But this does bring up an important question: Why did these Chinese Communists, intelligent and in many cases seasoned activists, accept Comintern leadership so readily? After all, the Chinese revolutionaries knew the Chinese scene way better than Maring did. It doesn’t make sense if you think of the party as having been formed by independent Marxist intellectuals who founded the party out of a sense that this was what their ideology called on them to do. And it also doesn’t make sense if you think of the party as being formed by Chinese nationalists who saw in Marxism the best way to realize their nationalist aspirations. But it does make sense if you think of the party’s founding as fundamentally arising out of the initiative of the Comintern, in coming to China, finding the radicals who wanted to reproduce the Russian Revolution in China, and then calling for the founding of the party.
There was an inherent teacher-student relationship in this process from the beginning. When Voitinsky was the Comintern representative in China in 1920, he was more of a “guide-at-the-side” type of teacher, and it wasn’t so bad for men like Li Dazhao and Chen Duxiu, who were used to being leading figures themselves. But Maring was difficult for them to deal with. Chen Duxiu, after being named general secretary of the party, did eventually relocate to Shanghai, where the party center was located, later in 1921. But he and Maring famously did not get along, and clearly the situation got on Chen’s nerves, apparently causing him to behave erratically. Chen repeatedly moved around the city without telling anyone his new address, threw temper tantrums, and avoiding Maring whenever he could, even skipping meetings where Chen was expected to give progress reports on party work.
In reality, the first party congress turned out to be something of an ambiguous achievement. The party center in Shanghai really barely functioned as such, and the commitment of many of the delegates to the first congress to the party was questionable. Two of the delegates continued on with plans to study abroad afterwards, essentially abandoning the party. Others drifted off. And indeed, the lack of attendance at the congress of Li Dazhao and Chen Duxiu shows that, even among the leading figures most associated with the party, there was some ambiguity about their actual commitment. Soon, they would both demonstrate great commitment to the cause, especially Li Dazhao. But, at least as things stood in 1921, the congress represented a very uncertain step forward, and it really does not seem to have been taken overly seriously by many of the participants, judging by their behavior immediately afterwards.

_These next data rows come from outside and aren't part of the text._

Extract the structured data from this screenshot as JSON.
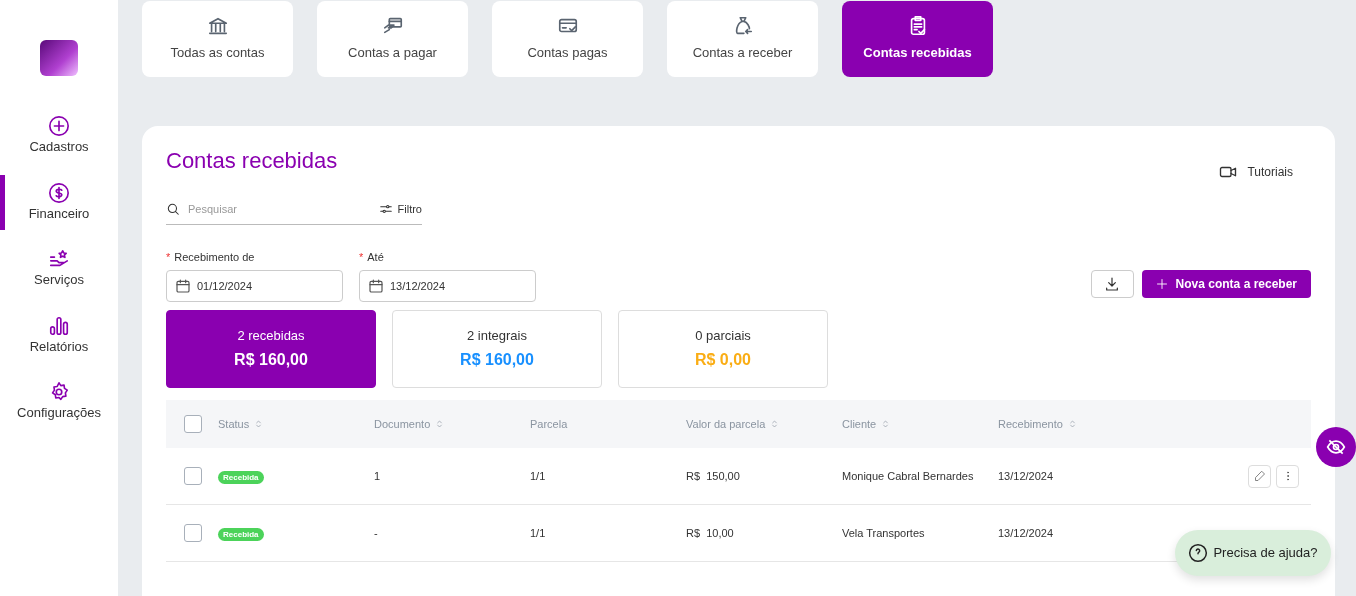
{
  "sidebar": {
    "items": [
      {
        "label": "Cadastros",
        "selected": false
      },
      {
        "label": "Financeiro",
        "selected": true
      },
      {
        "label": "Serviços",
        "selected": false
      },
      {
        "label": "Relatórios",
        "selected": false
      },
      {
        "label": "Configurações",
        "selected": false
      }
    ]
  },
  "tabs": [
    {
      "label": "Todas as contas",
      "selected": false
    },
    {
      "label": "Contas a pagar",
      "selected": false
    },
    {
      "label": "Contas pagas",
      "selected": false
    },
    {
      "label": "Contas a receber",
      "selected": false
    },
    {
      "label": "Contas recebidas",
      "selected": true
    }
  ],
  "page": {
    "title": "Contas recebidas",
    "tutorials": "Tutoriais",
    "search": {
      "placeholder": "Pesquisar"
    },
    "filter": "Filtro",
    "dates": [
      {
        "marker": "*",
        "label": "Recebimento de",
        "value": "01/12/2024"
      },
      {
        "marker": "*",
        "label": "Até",
        "value": "13/12/2024"
      }
    ],
    "new_button": "Nova conta a receber"
  },
  "stats": [
    {
      "label": "2 recebidas",
      "amount": "R$ 160,00",
      "color": "#ffffff",
      "selected": true
    },
    {
      "label": "2 integrais",
      "amount": "R$ 160,00",
      "color": "#1890ff",
      "selected": false
    },
    {
      "label": "0 parciais",
      "amount": "R$ 0,00",
      "color": "#faad14",
      "selected": false
    }
  ],
  "table": {
    "all_checked": false,
    "columns": [
      {
        "label": "Status",
        "sortable": true
      },
      {
        "label": "Documento",
        "sortable": true
      },
      {
        "label": "Parcela",
        "sortable": false
      },
      {
        "label": "Valor da parcela",
        "sortable": true
      },
      {
        "label": "Cliente",
        "sortable": true
      },
      {
        "label": "Recebimento",
        "sortable": true
      }
    ],
    "rows": [
      {
        "checked": false,
        "status": "Recebida",
        "document": "1",
        "installment": "1/1",
        "currency": "R$",
        "value": "150,00",
        "client": "Monique Cabral Bernardes",
        "date": "13/12/2024",
        "actions_visible": true
      },
      {
        "checked": false,
        "status": "Recebida",
        "document": "-",
        "installment": "1/1",
        "currency": "R$",
        "value": "10,00",
        "client": "Vela Transportes",
        "date": "13/12/2024",
        "actions_visible": false
      }
    ]
  },
  "help": "Precisa de ajuda?"
}
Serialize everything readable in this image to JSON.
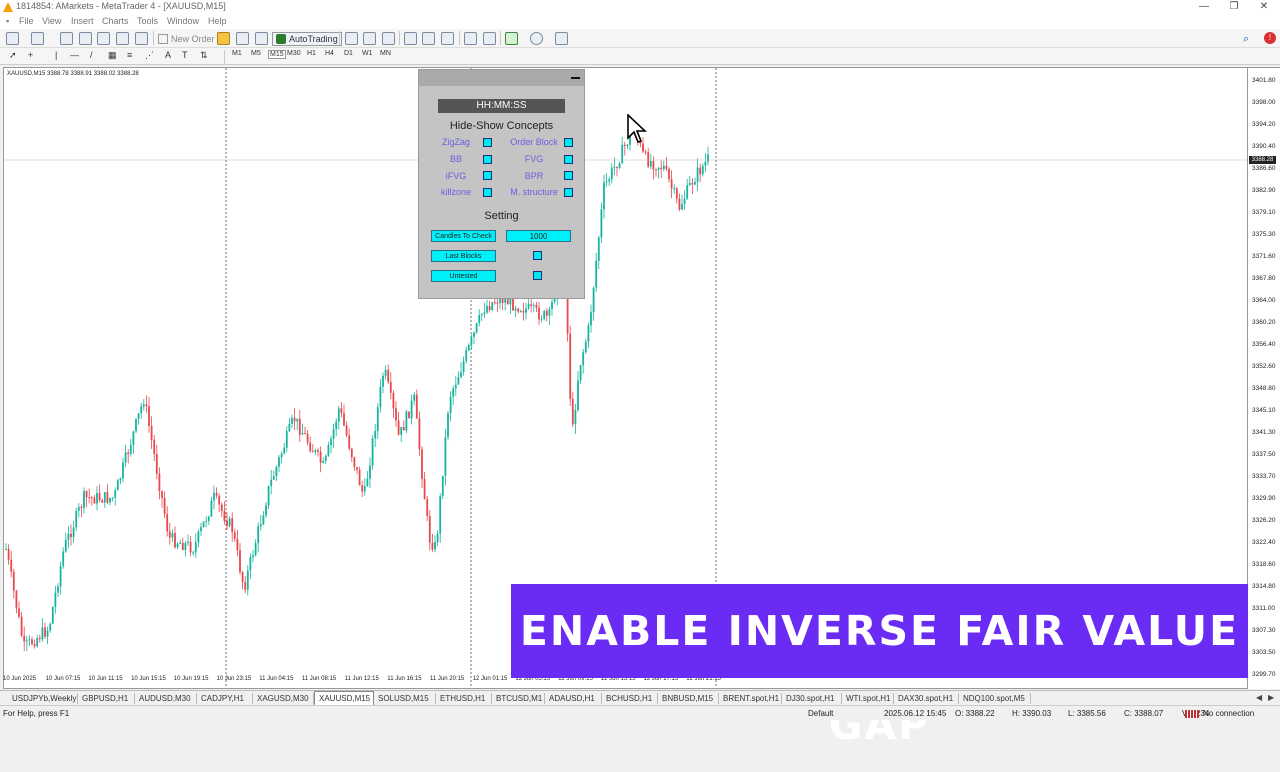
{
  "window": {
    "title": "1814854: AMarkets - MetaTrader 4 - [XAUUSD,M15]",
    "accent": "#f5a000"
  },
  "menu": [
    "File",
    "View",
    "Insert",
    "Charts",
    "Tools",
    "Window",
    "Help"
  ],
  "toolbar": {
    "new_order": "New Order",
    "auto_trading": "AutoTrading"
  },
  "timeframes": [
    "M1",
    "M5",
    "M15",
    "M30",
    "H1",
    "H4",
    "D1",
    "W1",
    "MN"
  ],
  "chart": {
    "symbol_label": "XAUUSD,M15  3388.78 3388.91 3388.02 3388.28",
    "current_price": "3388.28",
    "price_labels": [
      "3401.80",
      "3398.00",
      "3394.20",
      "3390.40",
      "3386.60",
      "3382.90",
      "3379.10",
      "3375.30",
      "3371.60",
      "3367.80",
      "3364.00",
      "3360.20",
      "3356.40",
      "3352.60",
      "3348.80",
      "3345.10",
      "3341.30",
      "3337.50",
      "3333.70",
      "3329.90",
      "3326.20",
      "3322.40",
      "3318.60",
      "3314.80",
      "3311.00",
      "3307.30",
      "3303.50",
      "3299.70"
    ],
    "time_labels": [
      "10 Jun 2025",
      "10 Jun 07:15",
      "10 Jun 11:15",
      "10 Jun 15:15",
      "10 Jun 19:15",
      "10 Jun 23:15",
      "11 Jun 04:15",
      "11 Jun 08:15",
      "11 Jun 12:15",
      "11 Jun 16:15",
      "11 Jun 20:15",
      "12 Jun 01:15",
      "12 Jun 05:15",
      "12 Jun 09:15",
      "12 Jun 13:15",
      "12 Jun 17:15",
      "12 Jun 21:15"
    ],
    "bull_color": "#16b3a0",
    "bear_color": "#e8474c"
  },
  "panel": {
    "clock": "HH:MM:SS",
    "concepts_title": "Hide-Show Concepts",
    "concepts_left": [
      "ZigZag",
      "BB",
      "iFVG",
      "killzone"
    ],
    "concepts_right": [
      "Order Block",
      "FVG",
      "BPR",
      "M. structure"
    ],
    "setting_title": "Setting",
    "candles_to_check_label": "Candles To Check",
    "candles_to_check_value": "1000",
    "last_blocks_label": "Last Blocks",
    "untested_label": "Untested"
  },
  "banner": "ENABLE INVERSE FAIR VALUE GAP",
  "symbol_tabs": [
    "USDJPYb,Weekly",
    "GBPUSD,H1",
    "AUDUSD,M30",
    "CADJPY,H1",
    "XAGUSD,M30",
    "XAUUSD,M15",
    "SOLUSD,M15",
    "ETHUSD,H1",
    "BTCUSD,M1",
    "ADAUSD,H1",
    "BCHUSD,H1",
    "BNBUSD,M15",
    "BRENT.spot,H1",
    "DJ30.spot,H1",
    "WTI.spot,H1",
    "DAX30.spot,H1",
    "NDQ100.spot,M5"
  ],
  "active_tab": "XAUUSD,M15",
  "status": {
    "help": "For Help, press F1",
    "profile": "Default",
    "datetime": "2025.06.12 15:45",
    "open": "O: 3388.22",
    "high": "H: 3390.03",
    "low": "L: 3385.56",
    "close": "C: 3388.07",
    "volume": "V: 2234",
    "connection": "No connection"
  }
}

There were very important exceptions, however. Mao Zedong went back to Changsha and got to work. Zhang Guotao took over the organizational department of the party and set up the party’s labor secretariat, beginning to lead the labor organizing work that the party jumped into in the wake of the congress. Soon, the party would become a much more real thing for those who decided to remain in it and participate. But at least initially, it had something of an unreal quality, it remained after the declaration of the party’s founding for the party to be turned into a real social force by those members who would pick up the ball and run with it.